▶ **TASK DIRECTIONS**: Extract each line of the data and write it out again exactly.
----- DATASET CONTENT
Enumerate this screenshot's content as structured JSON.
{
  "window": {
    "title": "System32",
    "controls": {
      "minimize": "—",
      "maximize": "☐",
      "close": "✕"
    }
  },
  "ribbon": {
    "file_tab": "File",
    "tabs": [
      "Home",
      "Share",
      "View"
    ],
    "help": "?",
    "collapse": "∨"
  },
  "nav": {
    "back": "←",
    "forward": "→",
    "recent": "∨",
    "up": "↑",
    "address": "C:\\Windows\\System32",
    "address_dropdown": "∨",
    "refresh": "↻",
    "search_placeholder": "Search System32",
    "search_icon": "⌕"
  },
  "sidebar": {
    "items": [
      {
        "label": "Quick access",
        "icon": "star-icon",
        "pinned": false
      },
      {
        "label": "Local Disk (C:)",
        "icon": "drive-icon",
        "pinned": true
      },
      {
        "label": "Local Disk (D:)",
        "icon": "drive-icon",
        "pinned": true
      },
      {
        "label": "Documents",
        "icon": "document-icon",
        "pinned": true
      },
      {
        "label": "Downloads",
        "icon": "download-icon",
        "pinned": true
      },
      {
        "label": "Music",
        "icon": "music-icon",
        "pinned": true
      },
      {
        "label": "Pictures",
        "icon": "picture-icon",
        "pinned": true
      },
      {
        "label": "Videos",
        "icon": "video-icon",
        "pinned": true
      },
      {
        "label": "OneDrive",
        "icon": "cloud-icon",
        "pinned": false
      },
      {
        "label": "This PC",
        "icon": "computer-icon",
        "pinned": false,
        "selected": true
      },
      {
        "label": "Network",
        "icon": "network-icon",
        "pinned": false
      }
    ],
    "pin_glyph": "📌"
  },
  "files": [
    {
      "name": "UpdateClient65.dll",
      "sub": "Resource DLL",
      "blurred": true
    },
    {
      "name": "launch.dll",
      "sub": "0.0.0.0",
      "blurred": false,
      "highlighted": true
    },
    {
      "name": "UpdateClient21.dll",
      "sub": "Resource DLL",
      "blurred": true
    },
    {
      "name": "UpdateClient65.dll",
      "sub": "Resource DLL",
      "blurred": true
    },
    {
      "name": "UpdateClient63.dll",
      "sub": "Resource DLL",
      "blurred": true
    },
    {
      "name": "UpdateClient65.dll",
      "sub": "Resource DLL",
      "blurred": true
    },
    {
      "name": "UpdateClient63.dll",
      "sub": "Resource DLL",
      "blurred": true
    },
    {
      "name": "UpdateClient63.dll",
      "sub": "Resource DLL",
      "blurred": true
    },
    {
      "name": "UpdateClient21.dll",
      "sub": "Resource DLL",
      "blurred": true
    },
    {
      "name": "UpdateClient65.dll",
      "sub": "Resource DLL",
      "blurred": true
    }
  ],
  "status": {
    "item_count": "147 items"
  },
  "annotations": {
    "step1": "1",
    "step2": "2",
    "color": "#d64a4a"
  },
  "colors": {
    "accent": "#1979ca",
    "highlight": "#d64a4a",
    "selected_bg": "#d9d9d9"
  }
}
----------
▶ **RESPONSE**:
Enumerate this screenshot's content as structured JSON.
{
  "window": {
    "title": "System32",
    "controls": {
      "minimize": "—",
      "maximize": "☐",
      "close": "✕"
    }
  },
  "ribbon": {
    "file_tab": "File",
    "tabs": [
      "Home",
      "Share",
      "View"
    ],
    "help": "?",
    "collapse": "∨"
  },
  "nav": {
    "back": "←",
    "forward": "→",
    "recent": "∨",
    "up": "↑",
    "address": "C:\\Windows\\System32",
    "address_dropdown": "∨",
    "refresh": "↻",
    "search_placeholder": "Search System32",
    "search_icon": "⌕"
  },
  "sidebar": {
    "items": [
      {
        "label": "Quick access",
        "icon": "star-icon",
        "pinned": false
      },
      {
        "label": "Local Disk (C:)",
        "icon": "drive-icon",
        "pinned": true
      },
      {
        "label": "Local Disk (D:)",
        "icon": "drive-icon",
        "pinned": true
      },
      {
        "label": "Documents",
        "icon": "document-icon",
        "pinned": true
      },
      {
        "label": "Downloads",
        "icon": "download-icon",
        "pinned": true
      },
      {
        "label": "Music",
        "icon": "music-icon",
        "pinned": true
      },
      {
        "label": "Pictures",
        "icon": "picture-icon",
        "pinned": true
      },
      {
        "label": "Videos",
        "icon": "video-icon",
        "pinned": true
      },
      {
        "label": "OneDrive",
        "icon": "cloud-icon",
        "pinned": false
      },
      {
        "label": "This PC",
        "icon": "computer-icon",
        "pinned": false,
        "selected": true
      },
      {
        "label": "Network",
        "icon": "network-icon",
        "pinned": false
      }
    ],
    "pin_glyph": "📌"
  },
  "files": [
    {
      "name": "UpdateClient65.dll",
      "sub": "Resource DLL",
      "blurred": true
    },
    {
      "name": "launch.dll",
      "sub": "0.0.0.0",
      "blurred": false,
      "highlighted": true
    },
    {
      "name": "UpdateClient21.dll",
      "sub": "Resource DLL",
      "blurred": true
    },
    {
      "name": "UpdateClient65.dll",
      "sub": "Resource DLL",
      "blurred": true
    },
    {
      "name": "UpdateClient63.dll",
      "sub": "Resource DLL",
      "blurred": true
    },
    {
      "name": "UpdateClient65.dll",
      "sub": "Resource DLL",
      "blurred": true
    },
    {
      "name": "UpdateClient63.dll",
      "sub": "Resource DLL",
      "blurred": true
    },
    {
      "name": "UpdateClient63.dll",
      "sub": "Resource DLL",
      "blurred": true
    },
    {
      "name": "UpdateClient21.dll",
      "sub": "Resource DLL",
      "blurred": true
    },
    {
      "name": "UpdateClient65.dll",
      "sub": "Resource DLL",
      "blurred": true
    }
  ],
  "status": {
    "item_count": "147 items"
  },
  "annotations": {
    "step1": "1",
    "step2": "2",
    "color": "#d64a4a"
  },
  "colors": {
    "accent": "#1979ca",
    "highlight": "#d64a4a",
    "selected_bg": "#d9d9d9"
  }
}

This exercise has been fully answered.